One of the things that has remained the same during this current crisis is the role of the supervisors. They continued to oversee what is happening in the financial and insurance sectors by supervising the application of rules, business controls and documents. The same goes for their international relations where physical meetings have been replaced by video conferences.
“The Covid-19 crisis has been, and still is, extensively discussed at the level of all the EU institutions, including the ECB, EBA, ESMA and ESRB. We actively participate in these discussions and provide input on measures to be taken at various levels”, states Marx. “We also interact locally with the Ministry of Finance, the Luxembourg Central Bank and the Systemic Risk Committee. But of course, due to the specific nature of this crisis, the CSSF is also in close contact with the Ministry of Health.”

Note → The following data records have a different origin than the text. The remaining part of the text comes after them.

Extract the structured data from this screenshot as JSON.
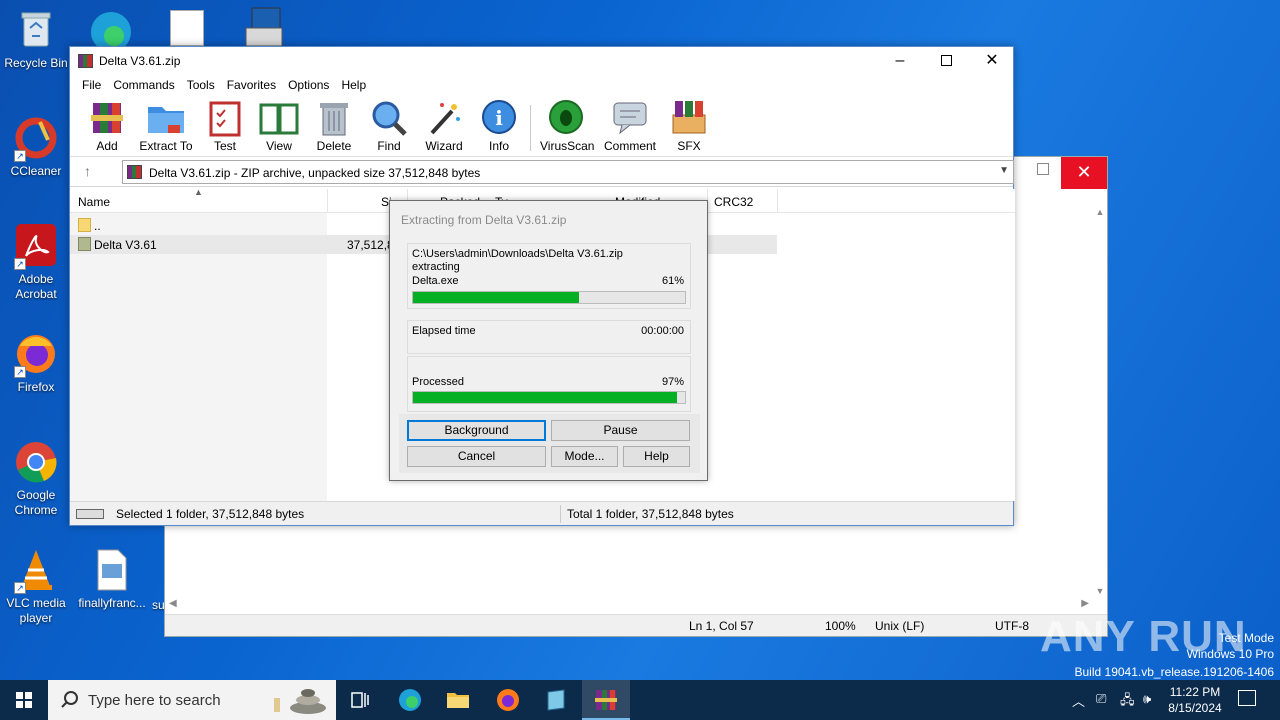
{
  "desktop": {
    "icons": [
      {
        "label": "Recycle Bin",
        "icon": "recycle-bin-icon"
      },
      {
        "label": "CCleaner",
        "icon": "ccleaner-icon"
      },
      {
        "label": "Adobe Acrobat",
        "icon": "adobe-acrobat-icon"
      },
      {
        "label": "Firefox",
        "icon": "firefox-icon"
      },
      {
        "label": "Google Chrome",
        "icon": "chrome-icon"
      },
      {
        "label": "VLC media player",
        "icon": "vlc-icon"
      },
      {
        "label": "finallyfranc...",
        "icon": "document-icon"
      },
      {
        "label": "su",
        "icon": "document-icon"
      }
    ],
    "watermark": "ANY RUN",
    "test_mode": "Test Mode",
    "edition": "Windows 10 Pro",
    "build": "Build 19041.vb_release.191206-1406"
  },
  "bg_window": {
    "status": {
      "position": "Ln 1, Col 57",
      "zoom": "100%",
      "line_ending": "Unix (LF)",
      "encoding": "UTF-8"
    }
  },
  "winrar": {
    "title": "Delta V3.61.zip",
    "menu": [
      "File",
      "Commands",
      "Tools",
      "Favorites",
      "Options",
      "Help"
    ],
    "toolbar": [
      "Add",
      "Extract To",
      "Test",
      "View",
      "Delete",
      "Find",
      "Wizard",
      "Info",
      "VirusScan",
      "Comment",
      "SFX"
    ],
    "address": "Delta V3.61.zip - ZIP archive, unpacked size 37,512,848 bytes",
    "columns": [
      "Name",
      "Si",
      "Packed",
      "Ty",
      "Modified",
      "CRC32"
    ],
    "rows": [
      {
        "name": "..",
        "size": ""
      },
      {
        "name": "Delta V3.61",
        "size": "37,512,8"
      }
    ],
    "status_left": "Selected 1 folder, 37,512,848 bytes",
    "status_right": "Total 1 folder, 37,512,848 bytes"
  },
  "dialog": {
    "title": "Extracting from Delta V3.61.zip",
    "path": "C:\\Users\\admin\\Downloads\\Delta V3.61.zip",
    "action": "extracting",
    "file": "Delta.exe",
    "file_percent": "61%",
    "file_progress": 0.61,
    "elapsed_label": "Elapsed time",
    "elapsed_value": "00:00:00",
    "processed_label": "Processed",
    "processed_percent": "97%",
    "processed_progress": 0.97,
    "buttons": {
      "background": "Background",
      "pause": "Pause",
      "cancel": "Cancel",
      "mode": "Mode...",
      "help": "Help"
    }
  },
  "taskbar": {
    "search_placeholder": "Type here to search",
    "time": "11:22 PM",
    "date": "8/15/2024"
  }
}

It is obvious that there has been additional work due to this pandemic. The CAA for example has made regular requests for additional data that they didn’t need before. Wirion says: “And of course, some of our work could no longer take place as before. Physical meetings and onsite inspections had to be cancelled for example. We had a certain number of interviews lined up with potential newcomers to Luxembourg that had to be postponed. Some we could replace by video calls, but when it comes to newcomers they still prefer to meet physically with a supervisor.”
Teleworking could have a positive impact on the costs of supervised entities, on the environment due to less traffic and on our work-life balance.
It is safe to say that the main supervisory work will continue together with new measures that had to be taken, as recommended by the European Insurance and Occupational Pension Authority, EIOPA, which represents all national insurance supervisors within the European Union.
The CAA had to perform some top down stress tests to simulate the potential impact of the Covid-19 crisis on balance sheets and foresee possible requirements for insurers. This of course is dependent on the figures that are reported by companies.
Wirion adds: “We called up companies where we thought that there could be problems. Some companies contacted us to share and discuss their concerns. In some cases we intensified supervision, replacing quarterly reporting by monthly reporting. We took these measures in conjunction with the industry of course.”
According to Claude Wirion it is still too early to tell what the medium-term or long-term impact is. Insurance, especially in the non-life business, is quite aligned with the overall economic situation. If businesses are disappearing there will be fewer clients for the insurance industry.
The insurance industry has proven to be quite resilient even if they were not prepared for a pandemic of this size. As we look forward, both in the short and the long term, few can predict every step in the evolution of this pandemic. This being said we can see trends emerging and can safely ascertain some key themes that will emerge from the crisis.
Marx sees three key areas of sustained change; the adoption of teleworking, the acceleration of digitalisation and heightened hope for the EU green deal. “Teleworking could have a positive impact on the costs of supervised entities, on the environment due to less traffic and on our work-life balance,” predicts Marx. “I also see an acceleration of digitalisation, a positive for our ecosystem, including start-ups, Fintechs and specialist service providers.”
Wirion, who sees similar themes in the insurance sector, doesn’t expect immediate issues within the sector either. “We are not overly worried. I’m sure that the insurance industry will be able to prove itself and provide solutions in the future. Of course, there will not always be a solution for every problem; but. I remain optimistic and I truly hope that we can revert to normal soon. We are looking forward to that moment,” says Wirion hopefully.
As confinement is gradually eased in line with government decisions, this does not mean that one should not remain alert.
“We have to remain vigilant as to the liquidity and solvency of supervised entities. At present, we encourage supervised entities to continue relying on teleworking, which remains the best social distancing tool for banks and other supervised entities,” counsels Marx.